Exercise requirements.
Do any lines in the data below contain "JSON"? If so, copy every one of them.

Dataset rows describing interfaces.
=== Begin Enclosure ===
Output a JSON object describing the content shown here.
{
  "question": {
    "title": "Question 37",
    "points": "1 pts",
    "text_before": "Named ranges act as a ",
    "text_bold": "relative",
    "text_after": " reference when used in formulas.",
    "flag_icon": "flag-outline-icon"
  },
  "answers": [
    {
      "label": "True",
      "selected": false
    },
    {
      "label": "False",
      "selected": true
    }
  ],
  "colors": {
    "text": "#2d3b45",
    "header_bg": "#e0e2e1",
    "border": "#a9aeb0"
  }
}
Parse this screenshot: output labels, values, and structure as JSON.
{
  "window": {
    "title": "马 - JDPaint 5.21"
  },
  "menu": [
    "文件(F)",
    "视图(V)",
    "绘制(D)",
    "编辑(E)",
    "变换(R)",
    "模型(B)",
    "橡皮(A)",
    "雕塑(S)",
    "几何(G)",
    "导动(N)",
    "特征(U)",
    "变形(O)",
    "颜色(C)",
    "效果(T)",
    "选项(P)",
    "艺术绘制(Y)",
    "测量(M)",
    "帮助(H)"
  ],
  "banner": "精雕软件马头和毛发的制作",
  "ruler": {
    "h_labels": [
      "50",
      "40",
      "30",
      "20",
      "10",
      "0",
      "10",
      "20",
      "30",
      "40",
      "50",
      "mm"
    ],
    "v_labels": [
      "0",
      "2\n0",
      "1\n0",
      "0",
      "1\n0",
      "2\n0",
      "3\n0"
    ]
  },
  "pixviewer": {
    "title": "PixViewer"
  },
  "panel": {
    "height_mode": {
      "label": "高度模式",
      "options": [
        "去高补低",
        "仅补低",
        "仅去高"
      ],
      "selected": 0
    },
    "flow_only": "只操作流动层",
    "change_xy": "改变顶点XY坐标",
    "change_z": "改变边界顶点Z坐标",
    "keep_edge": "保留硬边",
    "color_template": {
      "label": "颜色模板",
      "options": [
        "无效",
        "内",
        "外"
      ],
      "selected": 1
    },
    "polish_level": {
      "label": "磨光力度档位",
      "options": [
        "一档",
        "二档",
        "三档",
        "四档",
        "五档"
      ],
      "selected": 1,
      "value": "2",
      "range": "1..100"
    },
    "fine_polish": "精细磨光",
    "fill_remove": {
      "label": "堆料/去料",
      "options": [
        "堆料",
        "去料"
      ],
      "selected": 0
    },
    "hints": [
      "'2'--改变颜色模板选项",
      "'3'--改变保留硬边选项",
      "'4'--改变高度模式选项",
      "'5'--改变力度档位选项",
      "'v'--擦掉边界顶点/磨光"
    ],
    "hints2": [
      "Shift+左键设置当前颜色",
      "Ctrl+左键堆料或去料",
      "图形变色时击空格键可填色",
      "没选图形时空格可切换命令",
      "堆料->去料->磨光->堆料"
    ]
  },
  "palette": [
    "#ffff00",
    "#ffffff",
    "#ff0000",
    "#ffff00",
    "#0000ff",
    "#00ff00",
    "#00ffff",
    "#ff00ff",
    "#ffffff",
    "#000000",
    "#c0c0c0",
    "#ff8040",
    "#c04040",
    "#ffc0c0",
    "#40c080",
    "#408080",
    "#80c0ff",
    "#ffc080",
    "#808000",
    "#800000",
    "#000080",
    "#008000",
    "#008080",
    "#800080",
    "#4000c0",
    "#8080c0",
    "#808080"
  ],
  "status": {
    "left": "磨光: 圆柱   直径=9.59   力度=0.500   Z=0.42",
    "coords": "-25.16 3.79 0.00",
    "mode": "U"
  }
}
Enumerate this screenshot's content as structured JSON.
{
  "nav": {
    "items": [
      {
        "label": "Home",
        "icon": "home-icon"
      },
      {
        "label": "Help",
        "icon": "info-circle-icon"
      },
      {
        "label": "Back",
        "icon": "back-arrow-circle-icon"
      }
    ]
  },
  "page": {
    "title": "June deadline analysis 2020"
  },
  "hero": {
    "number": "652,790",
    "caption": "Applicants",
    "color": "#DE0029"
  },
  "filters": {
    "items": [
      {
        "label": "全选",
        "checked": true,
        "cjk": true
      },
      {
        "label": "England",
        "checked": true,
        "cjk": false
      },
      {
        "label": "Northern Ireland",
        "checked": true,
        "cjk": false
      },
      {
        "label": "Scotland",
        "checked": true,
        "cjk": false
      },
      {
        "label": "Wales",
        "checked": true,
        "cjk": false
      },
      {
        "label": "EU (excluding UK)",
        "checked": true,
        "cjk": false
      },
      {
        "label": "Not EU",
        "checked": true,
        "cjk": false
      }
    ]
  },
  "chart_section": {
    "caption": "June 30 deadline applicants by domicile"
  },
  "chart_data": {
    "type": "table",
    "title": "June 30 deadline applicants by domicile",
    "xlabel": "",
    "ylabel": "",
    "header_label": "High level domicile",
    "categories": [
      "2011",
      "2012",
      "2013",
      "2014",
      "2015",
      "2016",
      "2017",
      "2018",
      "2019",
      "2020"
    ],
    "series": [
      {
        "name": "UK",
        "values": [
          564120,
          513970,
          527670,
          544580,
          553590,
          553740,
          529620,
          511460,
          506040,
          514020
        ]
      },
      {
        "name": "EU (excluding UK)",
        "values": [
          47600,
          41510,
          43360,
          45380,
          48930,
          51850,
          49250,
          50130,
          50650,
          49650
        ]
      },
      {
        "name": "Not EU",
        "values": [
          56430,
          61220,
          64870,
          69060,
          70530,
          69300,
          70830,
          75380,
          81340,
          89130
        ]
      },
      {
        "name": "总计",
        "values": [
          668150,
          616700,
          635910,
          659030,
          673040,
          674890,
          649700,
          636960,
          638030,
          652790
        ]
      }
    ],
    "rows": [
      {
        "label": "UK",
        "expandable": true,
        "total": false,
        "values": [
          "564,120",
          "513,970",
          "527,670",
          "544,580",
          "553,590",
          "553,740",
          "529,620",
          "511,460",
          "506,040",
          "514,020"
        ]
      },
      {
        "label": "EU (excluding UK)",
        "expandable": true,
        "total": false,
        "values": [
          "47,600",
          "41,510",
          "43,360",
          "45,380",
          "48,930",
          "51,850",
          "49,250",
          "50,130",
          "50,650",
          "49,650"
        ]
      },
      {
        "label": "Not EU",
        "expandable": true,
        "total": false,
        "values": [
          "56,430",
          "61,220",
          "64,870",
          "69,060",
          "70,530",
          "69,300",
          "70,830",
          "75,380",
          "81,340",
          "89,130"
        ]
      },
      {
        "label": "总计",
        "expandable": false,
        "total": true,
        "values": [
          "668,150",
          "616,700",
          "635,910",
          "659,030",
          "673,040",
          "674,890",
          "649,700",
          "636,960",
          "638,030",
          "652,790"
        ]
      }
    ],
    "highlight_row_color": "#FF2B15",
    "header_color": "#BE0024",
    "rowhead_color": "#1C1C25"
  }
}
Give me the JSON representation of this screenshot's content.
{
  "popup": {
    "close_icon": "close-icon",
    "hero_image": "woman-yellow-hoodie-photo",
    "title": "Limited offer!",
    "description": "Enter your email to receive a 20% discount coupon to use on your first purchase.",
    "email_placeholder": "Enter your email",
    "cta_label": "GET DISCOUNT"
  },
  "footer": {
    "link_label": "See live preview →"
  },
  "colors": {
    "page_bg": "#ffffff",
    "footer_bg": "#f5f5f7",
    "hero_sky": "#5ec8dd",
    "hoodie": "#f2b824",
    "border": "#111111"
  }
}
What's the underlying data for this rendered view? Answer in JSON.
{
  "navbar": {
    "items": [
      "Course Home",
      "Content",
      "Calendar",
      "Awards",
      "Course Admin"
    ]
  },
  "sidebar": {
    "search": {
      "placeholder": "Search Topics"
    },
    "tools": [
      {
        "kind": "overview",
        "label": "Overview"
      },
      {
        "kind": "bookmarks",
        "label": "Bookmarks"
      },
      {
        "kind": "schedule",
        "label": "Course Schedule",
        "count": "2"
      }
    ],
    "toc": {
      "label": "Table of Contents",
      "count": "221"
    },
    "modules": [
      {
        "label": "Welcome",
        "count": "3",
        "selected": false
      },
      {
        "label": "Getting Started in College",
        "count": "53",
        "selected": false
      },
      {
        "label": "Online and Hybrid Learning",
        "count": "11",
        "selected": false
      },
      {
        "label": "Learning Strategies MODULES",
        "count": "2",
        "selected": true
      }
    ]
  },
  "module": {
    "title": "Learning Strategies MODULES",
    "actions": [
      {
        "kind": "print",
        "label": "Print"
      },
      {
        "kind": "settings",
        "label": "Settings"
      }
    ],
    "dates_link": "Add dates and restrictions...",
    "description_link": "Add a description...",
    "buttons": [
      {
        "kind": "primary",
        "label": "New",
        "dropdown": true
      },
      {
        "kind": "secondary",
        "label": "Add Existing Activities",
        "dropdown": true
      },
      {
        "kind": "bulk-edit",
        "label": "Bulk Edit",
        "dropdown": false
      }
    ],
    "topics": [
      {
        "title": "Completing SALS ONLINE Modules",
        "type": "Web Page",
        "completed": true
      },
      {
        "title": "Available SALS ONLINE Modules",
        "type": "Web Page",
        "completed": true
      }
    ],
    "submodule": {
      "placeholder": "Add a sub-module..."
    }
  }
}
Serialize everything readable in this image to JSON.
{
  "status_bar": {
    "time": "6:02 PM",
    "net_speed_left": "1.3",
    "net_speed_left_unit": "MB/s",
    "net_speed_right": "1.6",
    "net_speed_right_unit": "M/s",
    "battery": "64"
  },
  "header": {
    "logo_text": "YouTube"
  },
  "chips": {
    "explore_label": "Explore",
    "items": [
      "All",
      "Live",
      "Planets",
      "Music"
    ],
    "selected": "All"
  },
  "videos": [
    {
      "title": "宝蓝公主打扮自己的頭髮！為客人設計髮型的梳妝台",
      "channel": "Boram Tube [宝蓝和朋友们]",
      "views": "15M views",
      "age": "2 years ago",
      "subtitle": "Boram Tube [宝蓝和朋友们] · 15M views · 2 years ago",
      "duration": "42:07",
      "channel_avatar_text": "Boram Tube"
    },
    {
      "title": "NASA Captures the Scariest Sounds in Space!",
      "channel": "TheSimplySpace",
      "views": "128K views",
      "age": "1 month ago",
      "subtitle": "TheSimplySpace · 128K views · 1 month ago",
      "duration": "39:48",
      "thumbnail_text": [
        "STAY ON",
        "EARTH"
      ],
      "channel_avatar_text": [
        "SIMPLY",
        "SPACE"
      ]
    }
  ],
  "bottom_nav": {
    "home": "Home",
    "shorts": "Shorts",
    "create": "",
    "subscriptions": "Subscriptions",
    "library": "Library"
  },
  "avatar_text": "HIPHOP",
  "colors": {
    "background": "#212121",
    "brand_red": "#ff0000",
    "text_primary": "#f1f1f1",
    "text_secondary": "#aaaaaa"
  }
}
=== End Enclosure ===
Task solution.
Output a JSON object describing the content shown here.
Parse this screenshot: output labels, values, and structure as JSON.
Enumerate this screenshot's content as structured JSON.
Give me the JSON representation of this screenshot's content.
What's the underlying data for this rendered view? Answer in JSON.
Serialize everything readable in this image to JSON.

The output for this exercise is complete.